What is Industrial disease?
Industrial disease can be broken down into three categories:
- Building – related illnesses are readily identifiable microbe or fungi that produce actual diseases. Exposure, either one time, or on a continuous basis, to a chemical or material, is known to cause a clearly defined and identifiable illness. Symptoms may include cough, chest tightness, fever, chills, muscle aches, etc. Recovery is usually prolonged and the illness may cause death.
- Sick Building Syndrome causes no specific illness and no specific cause can be identified. However, occupants of a building may experience acute health effects that are linked to time spent in the building. Symptoms can be headache, ear/nose/throat irritation, dry/itchy skin, dizziness, nausea, and difficulty concentrating. However, once the individuals leave the building, their symptoms subside. This can be cause by inadequate ventilation and airtight buildings, chemical contaminants from cleaning agents, carpet, adhesives, upholstery, manufactured wood products, office equipment, pesticides, vehicle exhausts, plumbing vents, building exhausts or bacteria, mold, pollen and viruses.
- Multiple Chemical Sensitivity (MCS) refers to multiple symptoms affecting multiple organs that wax and wane in response to multiple chemical exposures at or below previously tolerated levels. Individuals become ill because the body cannot detoxify and eliminate chemicals as fast as they enter the system. The chemicals are then stored in fatty tissues such as the heart, liver and brain.
Symptoms include, but are not limited to, brain fog, fatigue, mood swings, pain, memory loss, inability to concentrate, chest pains, headaches, visual disturbances, rashes, hair loss, vertigo, asthma and flu-like symptoms that will not go away. MCS can be caused by chemical injury or chronic exposure. Often there is an overlap between symptoms of MCS, fibromyalgia, Chronic Fatigue Syndrome, and Gulf War Syndrome so that diagnosis can be difficult.
Are there standards for air quality to protect me?
The federal government has no effective standards for indoor air quality in offices. The Occupational Health & Safety Administration (OSHA) has standards that are supposed to protect workers against individual contaminants such as benzene and formaldehyde, both carcinogens. But those standards were set for industrial workplaces and have been force-fit to apply to white-collar offices.
What should I do if I suspect that my office building is making me ill?
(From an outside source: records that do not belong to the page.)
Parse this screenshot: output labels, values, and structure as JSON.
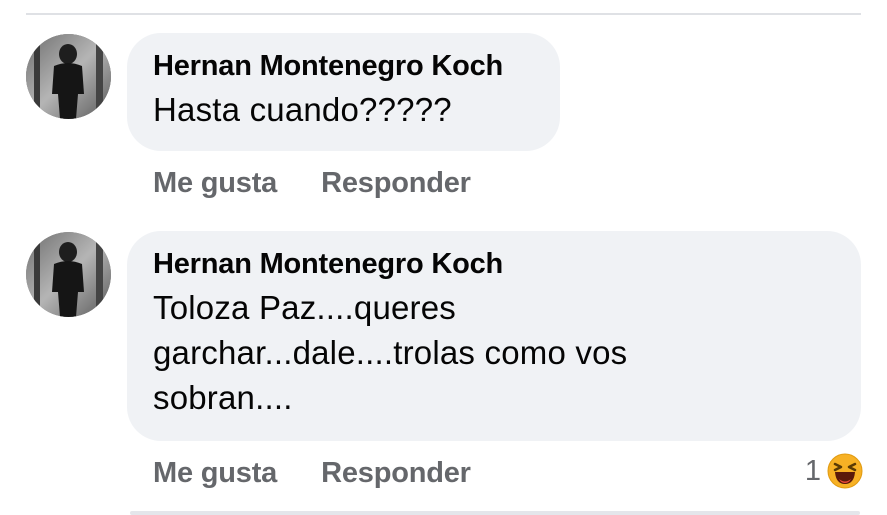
{
  "comments": [
    {
      "author": "Hernan Montenegro Koch",
      "text": "Hasta cuando?????",
      "like_label": "Me gusta",
      "reply_label": "Responder",
      "avatar_icon": "profile-photo-icon"
    },
    {
      "author": "Hernan Montenegro Koch",
      "text_lines": [
        "Toloza Paz....queres",
        "garchar...dale....trolas como vos",
        "sobran...."
      ],
      "like_label": "Me gusta",
      "reply_label": "Responder",
      "reaction_count": "1",
      "reaction_icon": "haha-emoji-icon",
      "avatar_icon": "profile-photo-icon"
    }
  ],
  "colors": {
    "bubble_bg": "#f0f2f5",
    "text": "#050505",
    "secondary_text": "#65676b",
    "haha_yellow": "#f7b125"
  }
}
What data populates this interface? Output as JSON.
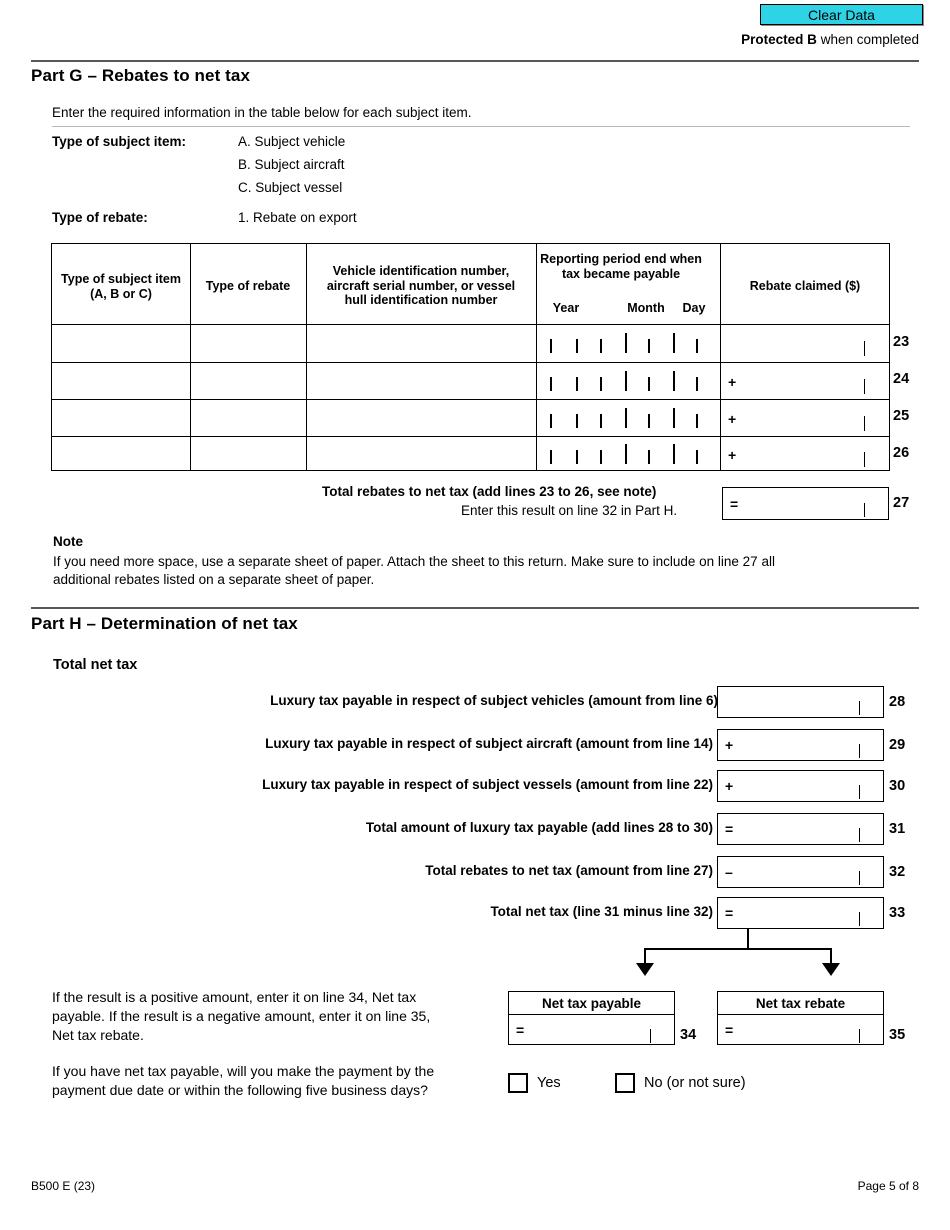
{
  "header": {
    "clear_data_label": "Clear Data",
    "protected_label": "Protected B",
    "protected_suffix": " when completed"
  },
  "part_g": {
    "heading": "Part G – Rebates to net tax",
    "intro": "Enter the required information in the table below for each subject item.",
    "type_of_subject_item_label": "Type of subject item:",
    "subject_item_options": [
      "A. Subject vehicle",
      "B. Subject aircraft",
      "C. Subject vessel"
    ],
    "type_of_rebate_label": "Type of rebate:",
    "rebate_options": [
      "1.  Rebate on export"
    ],
    "table": {
      "columns": [
        "Type of subject item\n(A, B or C)",
        "Type of rebate",
        "Vehicle identification number,\naircraft serial number, or vessel\nhull identification number",
        "Reporting period end when\ntax became payable",
        "Rebate claimed ($)"
      ],
      "col1_line1": "Type of subject item",
      "col1_line2": "(A, B or C)",
      "col2_line1": "Type of rebate",
      "col3_line1": "Vehicle identification number,",
      "col3_line2": "aircraft serial number, or vessel",
      "col3_line3": "hull identification number",
      "col4_line1": "Reporting period end when",
      "col4_line2": "tax became payable",
      "col4_sub_year": "Year",
      "col4_sub_month": "Month",
      "col4_sub_day": "Day",
      "col5_line1": "Rebate claimed ($)",
      "rows": [
        {
          "line_no": "23",
          "subject_item": "",
          "rebate_type": "",
          "identification_number": "",
          "year": "",
          "month": "",
          "day": "",
          "rebate_claimed": "",
          "operator": ""
        },
        {
          "line_no": "24",
          "subject_item": "",
          "rebate_type": "",
          "identification_number": "",
          "year": "",
          "month": "",
          "day": "",
          "rebate_claimed": "",
          "operator": "+"
        },
        {
          "line_no": "25",
          "subject_item": "",
          "rebate_type": "",
          "identification_number": "",
          "year": "",
          "month": "",
          "day": "",
          "rebate_claimed": "",
          "operator": "+"
        },
        {
          "line_no": "26",
          "subject_item": "",
          "rebate_type": "",
          "identification_number": "",
          "year": "",
          "month": "",
          "day": "",
          "rebate_claimed": "",
          "operator": "+"
        }
      ]
    },
    "total_line1": "Total rebates to net tax (add lines 23 to 26, see note)",
    "total_line2": "Enter this result on line 32 in Part H.",
    "total_operator": "=",
    "total_value": "",
    "total_line_no": "27",
    "note_heading": "Note",
    "note_line1": "If you need more space, use a separate sheet of paper. Attach the sheet to this return. Make sure to include on line 27 all",
    "note_line2": "additional rebates listed on a separate sheet of paper."
  },
  "part_h": {
    "heading": "Part H – Determination of net tax",
    "subheading": "Total net tax",
    "lines": [
      {
        "label": "Luxury tax payable in respect of subject vehicles (amount from line 6)",
        "operator": "",
        "value": "",
        "line_no": "28"
      },
      {
        "label": "Luxury tax payable in respect of subject aircraft (amount from line 14)",
        "operator": "+",
        "value": "",
        "line_no": "29"
      },
      {
        "label": "Luxury tax payable in respect of subject vessels (amount from line 22)",
        "operator": "+",
        "value": "",
        "line_no": "30"
      },
      {
        "label": "Total amount of luxury tax payable (add lines 28 to 30)",
        "operator": "=",
        "value": "",
        "line_no": "31"
      },
      {
        "label": "Total rebates to net tax (amount from line 27)",
        "operator": "–",
        "value": "",
        "line_no": "32"
      },
      {
        "label": "Total net tax (line 31 minus line 32)",
        "operator": "=",
        "value": "",
        "line_no": "33"
      }
    ],
    "result_note_line1": "If the result is a positive amount, enter it on line 34, Net tax",
    "result_note_line2": "payable. If the result is a negative amount, enter it on line 35,",
    "result_note_line3": "Net tax rebate.",
    "payment_question_line1": "If you have net tax payable, will you make the payment by the",
    "payment_question_line2": "payment due date or within the following five business days?",
    "net_tax_payable": {
      "title": "Net tax payable",
      "operator": "=",
      "value": "",
      "line_no": "34"
    },
    "net_tax_rebate": {
      "title": "Net tax rebate",
      "operator": "=",
      "value": "",
      "line_no": "35"
    },
    "yes_label": "Yes",
    "no_label": "No (or not sure)"
  },
  "footer": {
    "form_code": "B500 E (23)",
    "page_label": "Page 5 of 8"
  },
  "colors": {
    "clear_data_bg": "#2ed3e6",
    "rule": "#58585a",
    "thin_rule": "#b9b9bb"
  }
}
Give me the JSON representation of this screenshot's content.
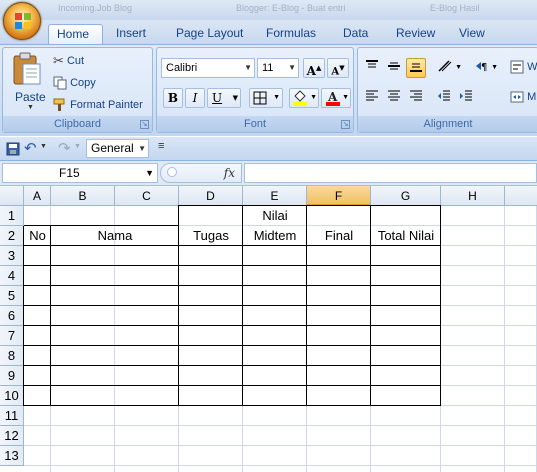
{
  "window": {
    "ghost_titles": [
      "Incoming.Job Blog",
      "Blogger: E‑Blog ‑ Buat entri",
      "E‑Blog Hasil"
    ]
  },
  "tabs": [
    {
      "label": "Home",
      "active": true
    },
    {
      "label": "Insert"
    },
    {
      "label": "Page Layout"
    },
    {
      "label": "Formulas"
    },
    {
      "label": "Data"
    },
    {
      "label": "Review"
    },
    {
      "label": "View"
    }
  ],
  "clipboard": {
    "paste": "Paste",
    "cut": "Cut",
    "copy": "Copy",
    "format_painter": "Format Painter",
    "group_label": "Clipboard"
  },
  "font": {
    "name": "Calibri",
    "size": "11",
    "group_label": "Font",
    "grow_glyph": "A",
    "shrink_glyph": "A",
    "bold": "B",
    "italic": "I",
    "underline": "U",
    "font_color_glyph": "A",
    "colors": {
      "highlight": "#ffff00",
      "font": "#ff0000"
    }
  },
  "alignment": {
    "group_label": "Alignment",
    "wrap_label": "W",
    "merge_label": "M"
  },
  "qat": {
    "number_format": "General"
  },
  "formula_bar": {
    "name_box": "F15",
    "fx": "fx",
    "value": ""
  },
  "sheet": {
    "columns": [
      "A",
      "B",
      "C",
      "D",
      "E",
      "F",
      "G",
      "H"
    ],
    "active_column": "F",
    "rows": [
      "1",
      "2",
      "3",
      "4",
      "5",
      "6",
      "7",
      "8",
      "9",
      "10",
      "11",
      "12",
      "13"
    ],
    "cells": {
      "nilai": "Nilai",
      "no": "No",
      "nama": "Nama",
      "tugas": "Tugas",
      "midtem": "Midtem",
      "final": "Final",
      "total_nilai": "Total Nilai"
    }
  }
}
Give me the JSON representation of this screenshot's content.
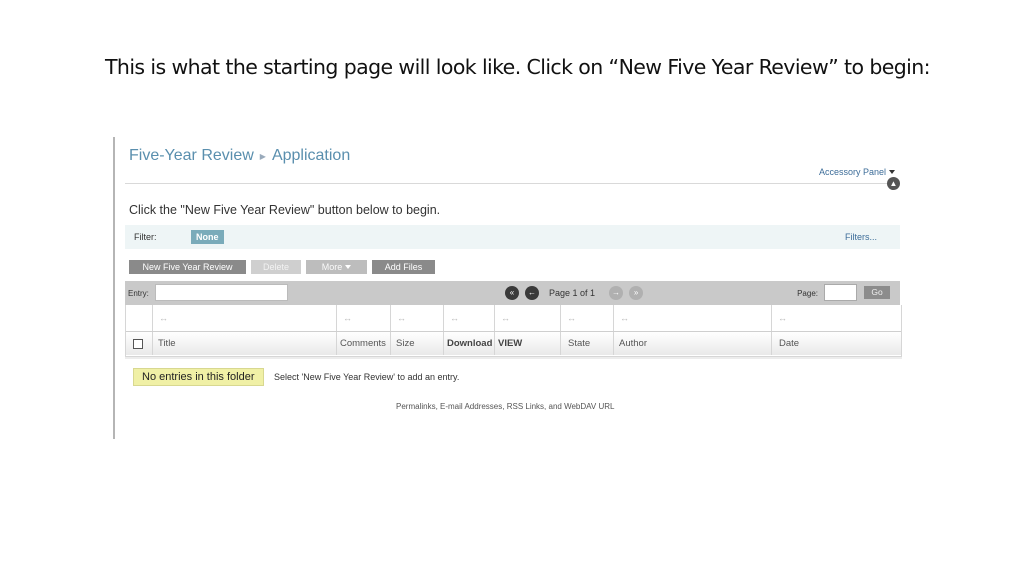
{
  "caption": "This is what the starting page will look like. Click on “New Five Year Review” to begin:",
  "breadcrumb": {
    "root": "Five-Year Review",
    "current": "Application"
  },
  "accessory_panel": "Accessory Panel",
  "intro_text": "Click the \"New Five Year Review\" button below to begin.",
  "filter": {
    "label": "Filter:",
    "value": "None",
    "filters_link": "Filters..."
  },
  "toolbar": {
    "new_label": "New Five Year Review",
    "delete_label": "Delete",
    "more_label": "More",
    "add_files_label": "Add Files"
  },
  "pager": {
    "entry_label": "Entry:",
    "entry_value": "",
    "page_info": "Page 1 of 1",
    "page_label": "Page:",
    "page_value": "",
    "go_label": "Go"
  },
  "grid": {
    "resize_glyph": "↔",
    "columns": [
      "Title",
      "Comments",
      "Size",
      "Download",
      "VIEW",
      "State",
      "Author",
      "Date"
    ]
  },
  "empty": {
    "badge": "No entries in this folder",
    "hint": "Select 'New Five Year Review' to add an entry."
  },
  "footer_links": "Permalinks, E-mail Addresses, RSS Links, and WebDAV URL"
}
First, you should see a doctor who can make a medical diagnosis. Second, if your doctor believes your illness is related to your work, you should advise your employer, either through your personnel department or your immediate supervisor. You must report your illness as soon as you know that it is work-related, otherwise you may be barred from filing a claim for benefits. Finally, you should contact one of our industrial disease and mold attorneys to discuss your rights under the New Jersey workers’ compensation laws.